**YOUR ASSIGNMENT:** Check every line of the entries below for "likes", and copy the lines that have it.

╔══

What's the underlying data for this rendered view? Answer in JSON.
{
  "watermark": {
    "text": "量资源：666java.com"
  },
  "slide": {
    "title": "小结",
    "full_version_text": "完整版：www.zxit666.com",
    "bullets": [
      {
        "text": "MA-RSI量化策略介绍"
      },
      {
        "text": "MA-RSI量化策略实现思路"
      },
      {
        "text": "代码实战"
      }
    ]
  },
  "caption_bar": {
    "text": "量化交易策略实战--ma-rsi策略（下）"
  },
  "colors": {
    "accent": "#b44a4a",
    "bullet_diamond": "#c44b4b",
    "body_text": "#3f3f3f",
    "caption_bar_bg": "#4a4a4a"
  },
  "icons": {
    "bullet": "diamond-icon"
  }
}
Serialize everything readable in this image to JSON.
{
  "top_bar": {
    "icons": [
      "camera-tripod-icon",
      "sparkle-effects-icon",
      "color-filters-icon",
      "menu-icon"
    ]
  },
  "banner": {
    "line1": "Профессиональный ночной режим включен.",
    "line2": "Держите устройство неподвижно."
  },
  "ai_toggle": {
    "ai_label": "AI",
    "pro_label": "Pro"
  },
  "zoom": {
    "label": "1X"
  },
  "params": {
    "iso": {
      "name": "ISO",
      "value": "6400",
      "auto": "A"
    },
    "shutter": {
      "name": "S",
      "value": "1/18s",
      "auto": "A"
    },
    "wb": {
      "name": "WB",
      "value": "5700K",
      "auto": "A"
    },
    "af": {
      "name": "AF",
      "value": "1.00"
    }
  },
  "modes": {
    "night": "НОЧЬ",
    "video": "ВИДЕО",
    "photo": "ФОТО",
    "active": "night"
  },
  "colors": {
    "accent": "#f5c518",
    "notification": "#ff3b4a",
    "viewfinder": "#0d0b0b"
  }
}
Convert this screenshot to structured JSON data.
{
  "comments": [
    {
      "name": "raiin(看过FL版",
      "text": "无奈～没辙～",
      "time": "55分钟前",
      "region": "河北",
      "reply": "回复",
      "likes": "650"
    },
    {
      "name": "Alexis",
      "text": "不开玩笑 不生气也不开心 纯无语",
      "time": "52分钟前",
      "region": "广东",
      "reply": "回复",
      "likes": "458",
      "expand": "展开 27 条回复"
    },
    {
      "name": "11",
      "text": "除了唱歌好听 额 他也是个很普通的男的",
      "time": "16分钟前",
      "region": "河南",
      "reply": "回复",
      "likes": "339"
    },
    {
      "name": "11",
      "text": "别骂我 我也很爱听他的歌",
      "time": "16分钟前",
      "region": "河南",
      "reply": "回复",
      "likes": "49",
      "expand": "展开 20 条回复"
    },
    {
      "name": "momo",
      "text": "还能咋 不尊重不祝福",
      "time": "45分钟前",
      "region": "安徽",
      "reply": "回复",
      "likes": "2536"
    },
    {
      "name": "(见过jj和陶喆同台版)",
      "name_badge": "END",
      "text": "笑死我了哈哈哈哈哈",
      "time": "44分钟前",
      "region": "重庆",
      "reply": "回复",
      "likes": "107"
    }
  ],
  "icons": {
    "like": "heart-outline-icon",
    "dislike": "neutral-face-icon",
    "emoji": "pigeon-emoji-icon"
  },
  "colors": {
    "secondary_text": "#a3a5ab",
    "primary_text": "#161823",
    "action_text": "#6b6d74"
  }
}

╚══

**ANSWER TO THIS EXERCISE:**
      "likes": "650"
      "likes": "458",
      "likes": "339"
      "likes": "49",
      "likes": "2536"
      "likes": "107"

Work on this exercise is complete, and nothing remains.